November 10, 1991 was a black day for the town of Carrick-on-Shannon and Leitrim.
It was the date on which a murder occurred. This was the time that we woke to the news that the body had been found of 15-year-old school girl, Siobhan Brennan, daughter of then local detective Andy and Nora. This week marks the 25th anniversary of those tragic events, events that were like a hammer blow to the town. It was and is regarded as one of the worst tragedies in living memory.
Siobhan's body was discovered in a lay-bye on the N4 road at Clonart Bridge. She had been strangled.
The alarm had been raised by her mother at 2.30 am when her daughter failed to come home from her job at Glancy's Supermarket the previous evening.
Last seen by her friends at Gartlan's on Bridge Street there was immediate concerns as to her whereabouts.
Unfortunately not long after a woman on her way to work found the teenager's body hidden behind the walls of the bridge.
The entire town and the surrounding areas were shocked by the news and the ensuing man hunt that followed.
Known as a quiet but popular girl it was understood that Siobhan wouldn't take a lift from a stranger or get into a car with someone she didn't know.
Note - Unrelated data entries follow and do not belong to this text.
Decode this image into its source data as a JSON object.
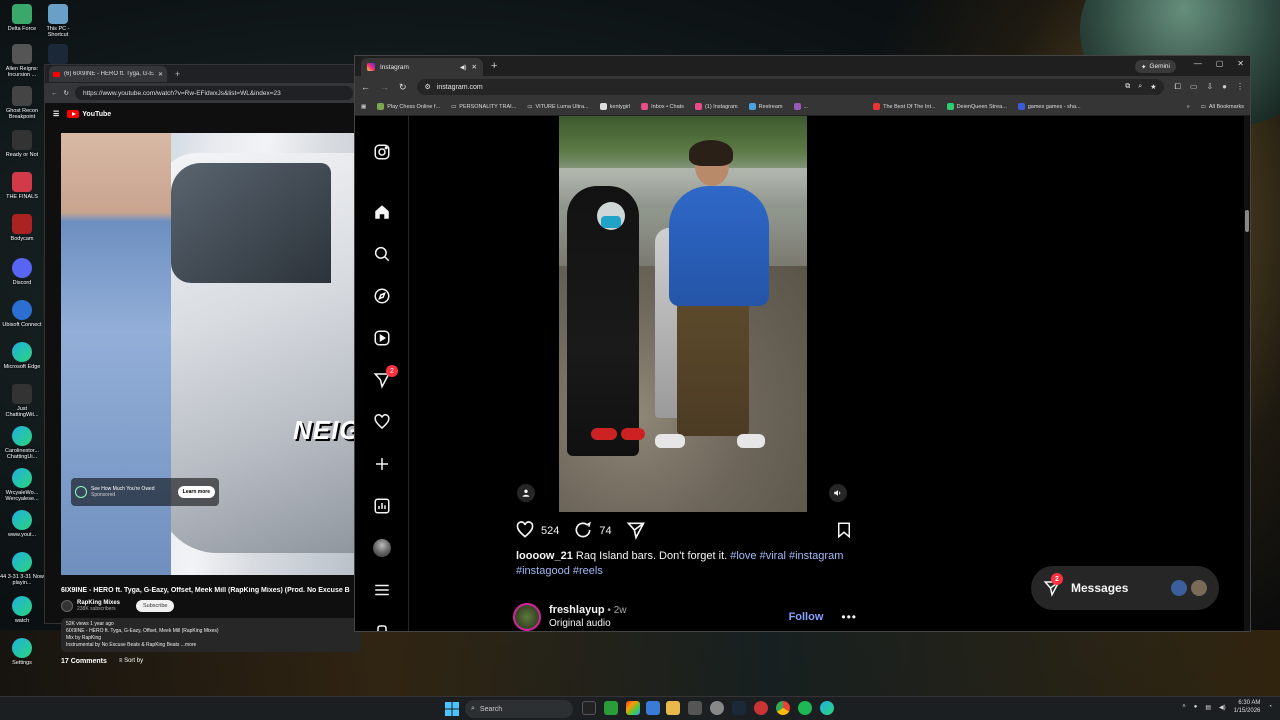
{
  "desktop": {
    "icons_col1": [
      "Delta Force",
      "Allen Reigns: Incursion ...",
      "Ghost Recon Breakpoint",
      "Ready or Not",
      "THE FINALS",
      "Bodycam",
      "Discord",
      "Ubisoft Connect",
      "Microsoft Edge",
      "Just ChattingWit...",
      "Carolinestor... ChattingUi...",
      "WrcyaleWo... Wercyalese...",
      "www.yout...",
      "44 3-31 3-31 Now playin...",
      "watch",
      "Settings"
    ],
    "icons_col2": [
      "This PC - Shortcut"
    ]
  },
  "youtube_window": {
    "tab_title": "(6) 6IX9INE - HERO ft. Tyga, G-Eaz...",
    "url": "https://www.youtube.com/watch?v=Rw-EFidwxJs&list=WL&index=23",
    "logo": "YouTube",
    "overlay_text": "NEIG",
    "ad_text": "See How Much You're Owed",
    "ad_sub": "Sponsored",
    "learn_more": "Learn more",
    "video_title": "6IX9INE - HERO ft. Tyga, G-Eazy, Offset, Meek Mill (RapKing Mixes) (Prod. No Excuse B",
    "channel": "RapKing Mixes",
    "subscribers": "238K subscribers",
    "subscribe": "Subscribe",
    "meta": "52K views  1 year ago",
    "desc_lines": [
      "6IX9INE - HERO ft. Tyga, G-Eazy, Offset, Meek Mill (RapKing Mixes)",
      "Mix by RapKing",
      "Instrumental by No Excuse Beats & RapKing Beats  ...more"
    ],
    "comments": "17 Comments",
    "sort_by": "Sort by"
  },
  "chrome": {
    "tab_title": "Instagram",
    "gemini": "Gemini",
    "url": "instagram.com",
    "bookmarks": [
      "Play Chess Online f...",
      "PERSONALITY TRAI...",
      "VITURE Luma Ultra...",
      "kentygirl",
      "Inbox • Chats",
      "(1) Instagram",
      "Restream",
      "...",
      "The Best Of The Int...",
      "DeienQueen Strea...",
      "games games - sha..."
    ],
    "all_bookmarks": "All Bookmarks"
  },
  "instagram": {
    "notification_badge": "2",
    "likes": "524",
    "comments": "74",
    "caption_user": "loooow_21",
    "caption_text": " Raq Island bars. Don't forget it. ",
    "hashtags_line1": "#love #viral #instagram",
    "hashtags_line2": "#instagood #reels",
    "next_user": "freshlayup",
    "next_age": " • 2w",
    "next_audio": "Original audio",
    "follow": "Follow",
    "more": "•••",
    "messages": "Messages",
    "messages_badge": "2"
  },
  "taskbar": {
    "search": "Search",
    "time": "6:30 AM",
    "date": "1/15/2026"
  },
  "colors": {
    "instagram_link": "#a1b8f5",
    "follow_blue": "#85a1ff",
    "badge_red": "#ff3040"
  }
}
Fears at the time were growing that she may have been abducted while walking home.
The entire town was in fear as to whether there was a murderer in their midst or that a stranger had somehow come across the 15-year-old as she made her way home to Summerhill. School children became fearful of walking on their own and as darkness approached on the town the streets became empty. No longer were people out walking on their own and a kind of hush fell over the town as we waited to see would the culprit be caught and if so who it would be.. local or stranger.
Immediate focus was placed on the recovery of her glasses and jacket.
The crime received nationwide attention with RTE news featuring a re enactment of Siobhan's movements on the night in the hope it would jog someone's memory. But in the background gardai had a suspect and within days he appeared before court charged with her murder.
A large crowd gathered outside the court on the day, which then sat at what is now The Dock Arts Centre. Original fear had turned to a deep anger, anger over such violence that led to the end of a young life.
Just three days later the entire town of Carrick came to a stop for Siobhan's funeral. Businesses in the town closed down for the duration of the funeral while Carrick-on-Shannon Vocational School, where Siobhan was a pupil, remained closed for the day.
Hundreds of people lined the streets in an unprecedented show of solidarity and outpouring of compassion.
Afterwards attention turned to then 21-year-old Kevin Mary Liam O'Connor who was living in a flat at St George's Terrace at the time. He was charged with the murder of Siobhan at his address.
The following June saw him receiving a life sentence at the Central Criminal Court. He had pleaded guilty.
And, although 25 years have passed people still talk about this tragedy, It had a profound effect on a town which had never seen its like before.
A crime such as this strikes at the heart of the community but this was a community that rallied not just behind the Brennan family but also the O'Connor family. It showed strong solidarity with the assistance received by the gardai from the public warranting special praise.
A quarter of a century has passed but people will always remember Siobhan and the horrible crime which claimed her young life, a crime that snatched away a daughter, a sister and a friend.
Her death eradicated a slice of innocence not just for her fellow pupils and friends but also the community in general. It is a crime that remains in the hearts and minds of the people.
Subscribe or register today to discover more from DonegalLive.ie
Buy the e-paper of the Donegal Democrat, Donegal People's Press, Donegal Post and Inish Times here for instant access to Donegal's premier news titles.
Keep up with the latest news from Donegal with our daily newsletter featuring the most important stories of the day delivered to your inbox every evening at 5pm.